-------- DATA EXTRACTS --------

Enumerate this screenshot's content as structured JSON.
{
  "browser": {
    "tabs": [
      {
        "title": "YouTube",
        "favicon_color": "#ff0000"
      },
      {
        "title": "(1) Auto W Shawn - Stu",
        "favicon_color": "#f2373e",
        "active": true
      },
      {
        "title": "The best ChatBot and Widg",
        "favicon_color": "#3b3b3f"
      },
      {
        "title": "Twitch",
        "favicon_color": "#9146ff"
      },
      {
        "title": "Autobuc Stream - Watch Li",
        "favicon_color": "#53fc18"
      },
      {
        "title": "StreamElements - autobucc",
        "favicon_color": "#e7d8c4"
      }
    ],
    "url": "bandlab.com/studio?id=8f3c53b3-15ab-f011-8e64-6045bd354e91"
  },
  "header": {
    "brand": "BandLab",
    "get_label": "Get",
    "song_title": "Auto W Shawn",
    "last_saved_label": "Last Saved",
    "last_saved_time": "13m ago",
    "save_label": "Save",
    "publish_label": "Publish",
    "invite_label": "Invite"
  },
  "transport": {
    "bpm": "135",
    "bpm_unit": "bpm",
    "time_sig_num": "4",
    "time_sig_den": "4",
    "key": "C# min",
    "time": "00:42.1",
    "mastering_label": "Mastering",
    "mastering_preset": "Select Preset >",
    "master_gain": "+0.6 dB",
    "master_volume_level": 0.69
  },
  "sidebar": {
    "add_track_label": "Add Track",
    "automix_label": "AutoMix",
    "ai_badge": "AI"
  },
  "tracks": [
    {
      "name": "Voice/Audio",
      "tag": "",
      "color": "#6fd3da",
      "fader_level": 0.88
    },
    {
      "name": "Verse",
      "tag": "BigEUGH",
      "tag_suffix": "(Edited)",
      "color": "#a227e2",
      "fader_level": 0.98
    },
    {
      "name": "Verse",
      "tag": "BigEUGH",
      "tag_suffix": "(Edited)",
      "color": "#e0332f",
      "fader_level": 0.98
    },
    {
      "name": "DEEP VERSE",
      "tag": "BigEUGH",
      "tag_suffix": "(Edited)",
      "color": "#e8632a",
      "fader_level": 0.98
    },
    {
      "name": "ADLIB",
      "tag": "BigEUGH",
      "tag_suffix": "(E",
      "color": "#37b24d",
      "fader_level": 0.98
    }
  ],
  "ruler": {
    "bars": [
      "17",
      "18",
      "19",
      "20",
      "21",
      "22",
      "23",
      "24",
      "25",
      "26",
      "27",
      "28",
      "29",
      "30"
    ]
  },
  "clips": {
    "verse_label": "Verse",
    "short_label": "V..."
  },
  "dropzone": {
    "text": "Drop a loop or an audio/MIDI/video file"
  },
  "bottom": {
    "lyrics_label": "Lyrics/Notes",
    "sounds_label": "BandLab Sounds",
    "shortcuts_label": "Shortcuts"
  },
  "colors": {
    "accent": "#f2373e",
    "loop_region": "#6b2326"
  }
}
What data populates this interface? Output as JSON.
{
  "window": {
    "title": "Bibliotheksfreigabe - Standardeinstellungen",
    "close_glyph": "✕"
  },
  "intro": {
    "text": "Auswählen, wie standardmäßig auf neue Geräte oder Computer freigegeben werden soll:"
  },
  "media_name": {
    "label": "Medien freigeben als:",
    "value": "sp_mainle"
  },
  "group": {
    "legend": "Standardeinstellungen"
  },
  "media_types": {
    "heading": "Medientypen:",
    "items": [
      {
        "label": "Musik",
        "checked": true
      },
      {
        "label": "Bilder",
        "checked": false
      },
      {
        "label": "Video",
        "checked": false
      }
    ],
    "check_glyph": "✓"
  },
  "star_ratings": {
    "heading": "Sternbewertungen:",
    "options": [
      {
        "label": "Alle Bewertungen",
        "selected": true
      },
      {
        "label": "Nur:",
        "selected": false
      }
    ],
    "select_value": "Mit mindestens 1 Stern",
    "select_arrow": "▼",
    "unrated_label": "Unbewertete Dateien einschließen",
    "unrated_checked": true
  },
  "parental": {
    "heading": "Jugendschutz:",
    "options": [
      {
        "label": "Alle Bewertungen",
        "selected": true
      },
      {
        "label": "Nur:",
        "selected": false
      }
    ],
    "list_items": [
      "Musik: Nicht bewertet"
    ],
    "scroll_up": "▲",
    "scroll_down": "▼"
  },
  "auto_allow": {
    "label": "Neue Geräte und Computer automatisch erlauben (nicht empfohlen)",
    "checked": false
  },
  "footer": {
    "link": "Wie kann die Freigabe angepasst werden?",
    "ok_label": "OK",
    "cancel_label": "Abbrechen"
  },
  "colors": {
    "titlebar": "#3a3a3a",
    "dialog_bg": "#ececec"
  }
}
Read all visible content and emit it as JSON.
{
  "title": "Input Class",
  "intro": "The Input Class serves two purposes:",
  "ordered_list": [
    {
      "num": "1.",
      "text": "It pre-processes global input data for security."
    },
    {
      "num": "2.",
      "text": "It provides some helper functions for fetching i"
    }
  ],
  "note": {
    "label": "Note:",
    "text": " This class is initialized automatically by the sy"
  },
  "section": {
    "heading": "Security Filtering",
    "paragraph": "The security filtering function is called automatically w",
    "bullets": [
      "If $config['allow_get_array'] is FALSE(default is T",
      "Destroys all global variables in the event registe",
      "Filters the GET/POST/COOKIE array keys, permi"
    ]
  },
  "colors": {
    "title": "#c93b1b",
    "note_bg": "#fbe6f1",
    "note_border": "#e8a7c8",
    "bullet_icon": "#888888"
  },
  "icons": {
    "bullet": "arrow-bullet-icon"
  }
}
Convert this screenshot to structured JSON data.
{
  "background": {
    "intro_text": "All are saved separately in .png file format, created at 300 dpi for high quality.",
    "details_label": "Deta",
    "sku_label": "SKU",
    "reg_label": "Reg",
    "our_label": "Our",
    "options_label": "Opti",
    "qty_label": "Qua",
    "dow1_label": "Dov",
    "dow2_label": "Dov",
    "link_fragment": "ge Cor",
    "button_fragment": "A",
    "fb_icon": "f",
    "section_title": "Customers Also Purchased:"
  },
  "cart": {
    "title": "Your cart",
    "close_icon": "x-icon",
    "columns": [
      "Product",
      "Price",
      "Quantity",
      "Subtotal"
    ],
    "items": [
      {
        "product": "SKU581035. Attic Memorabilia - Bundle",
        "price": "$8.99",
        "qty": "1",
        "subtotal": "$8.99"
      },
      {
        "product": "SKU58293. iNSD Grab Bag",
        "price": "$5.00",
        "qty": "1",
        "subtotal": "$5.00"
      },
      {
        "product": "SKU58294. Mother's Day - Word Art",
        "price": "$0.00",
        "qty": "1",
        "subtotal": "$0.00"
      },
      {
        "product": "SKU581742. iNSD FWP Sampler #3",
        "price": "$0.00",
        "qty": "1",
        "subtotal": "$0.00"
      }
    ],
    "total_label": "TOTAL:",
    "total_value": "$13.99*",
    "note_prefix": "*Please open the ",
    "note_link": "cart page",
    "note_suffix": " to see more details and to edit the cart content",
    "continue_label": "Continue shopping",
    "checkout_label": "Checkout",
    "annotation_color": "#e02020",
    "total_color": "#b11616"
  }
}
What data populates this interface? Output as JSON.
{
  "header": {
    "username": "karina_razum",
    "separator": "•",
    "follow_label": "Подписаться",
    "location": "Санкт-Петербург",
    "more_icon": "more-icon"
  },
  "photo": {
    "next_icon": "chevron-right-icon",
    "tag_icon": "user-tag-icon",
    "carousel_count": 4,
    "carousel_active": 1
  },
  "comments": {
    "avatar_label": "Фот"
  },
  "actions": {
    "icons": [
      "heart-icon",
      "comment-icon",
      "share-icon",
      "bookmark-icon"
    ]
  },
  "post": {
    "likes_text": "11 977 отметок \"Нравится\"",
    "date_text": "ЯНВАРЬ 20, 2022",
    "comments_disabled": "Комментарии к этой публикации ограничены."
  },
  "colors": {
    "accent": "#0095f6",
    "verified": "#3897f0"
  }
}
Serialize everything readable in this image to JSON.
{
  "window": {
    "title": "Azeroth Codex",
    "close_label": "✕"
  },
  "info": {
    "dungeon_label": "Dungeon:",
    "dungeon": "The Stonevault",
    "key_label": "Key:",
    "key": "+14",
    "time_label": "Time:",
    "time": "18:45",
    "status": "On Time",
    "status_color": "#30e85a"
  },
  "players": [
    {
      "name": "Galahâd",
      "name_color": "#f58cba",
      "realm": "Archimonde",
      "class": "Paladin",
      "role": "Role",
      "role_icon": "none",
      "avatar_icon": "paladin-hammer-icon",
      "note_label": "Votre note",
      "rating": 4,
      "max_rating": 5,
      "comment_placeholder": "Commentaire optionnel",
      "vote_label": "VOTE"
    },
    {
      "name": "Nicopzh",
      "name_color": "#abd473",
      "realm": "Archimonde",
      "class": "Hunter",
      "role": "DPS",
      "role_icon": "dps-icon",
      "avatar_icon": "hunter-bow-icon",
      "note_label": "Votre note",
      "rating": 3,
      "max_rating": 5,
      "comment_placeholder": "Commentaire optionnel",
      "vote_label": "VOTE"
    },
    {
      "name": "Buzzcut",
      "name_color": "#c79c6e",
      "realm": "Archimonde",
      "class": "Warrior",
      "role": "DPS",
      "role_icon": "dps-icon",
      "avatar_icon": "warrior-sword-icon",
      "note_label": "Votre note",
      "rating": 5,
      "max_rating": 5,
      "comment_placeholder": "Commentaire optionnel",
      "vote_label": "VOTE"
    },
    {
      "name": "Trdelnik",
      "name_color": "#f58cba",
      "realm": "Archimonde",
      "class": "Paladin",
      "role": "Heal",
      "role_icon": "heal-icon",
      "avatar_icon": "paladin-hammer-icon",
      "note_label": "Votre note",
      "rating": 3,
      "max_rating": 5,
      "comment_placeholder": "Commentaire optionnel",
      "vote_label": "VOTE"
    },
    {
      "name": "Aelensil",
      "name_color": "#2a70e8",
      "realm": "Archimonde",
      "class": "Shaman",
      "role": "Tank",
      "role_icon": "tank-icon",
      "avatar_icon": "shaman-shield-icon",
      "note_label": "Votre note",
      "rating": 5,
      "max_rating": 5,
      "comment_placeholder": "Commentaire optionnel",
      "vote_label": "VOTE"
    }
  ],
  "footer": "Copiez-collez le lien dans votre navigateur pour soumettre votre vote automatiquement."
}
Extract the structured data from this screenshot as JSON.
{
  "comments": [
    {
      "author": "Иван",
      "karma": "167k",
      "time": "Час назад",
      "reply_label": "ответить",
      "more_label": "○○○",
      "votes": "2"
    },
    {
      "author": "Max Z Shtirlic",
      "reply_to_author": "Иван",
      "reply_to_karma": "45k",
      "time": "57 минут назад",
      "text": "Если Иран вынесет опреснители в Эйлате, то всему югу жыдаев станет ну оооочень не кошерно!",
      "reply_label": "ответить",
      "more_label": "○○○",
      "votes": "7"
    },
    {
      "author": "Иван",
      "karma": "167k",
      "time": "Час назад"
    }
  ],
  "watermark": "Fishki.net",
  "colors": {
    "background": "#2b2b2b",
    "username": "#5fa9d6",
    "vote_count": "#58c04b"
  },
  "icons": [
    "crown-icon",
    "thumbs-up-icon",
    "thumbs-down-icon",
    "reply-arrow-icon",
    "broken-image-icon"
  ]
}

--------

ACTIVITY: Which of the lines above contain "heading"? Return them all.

SOLUTION TO THIS TASK:
    "heading": "Medientypen:",
    "heading": "Sternbewertungen:",
    "heading": "Jugendschutz:",
    "heading": "Security Filtering",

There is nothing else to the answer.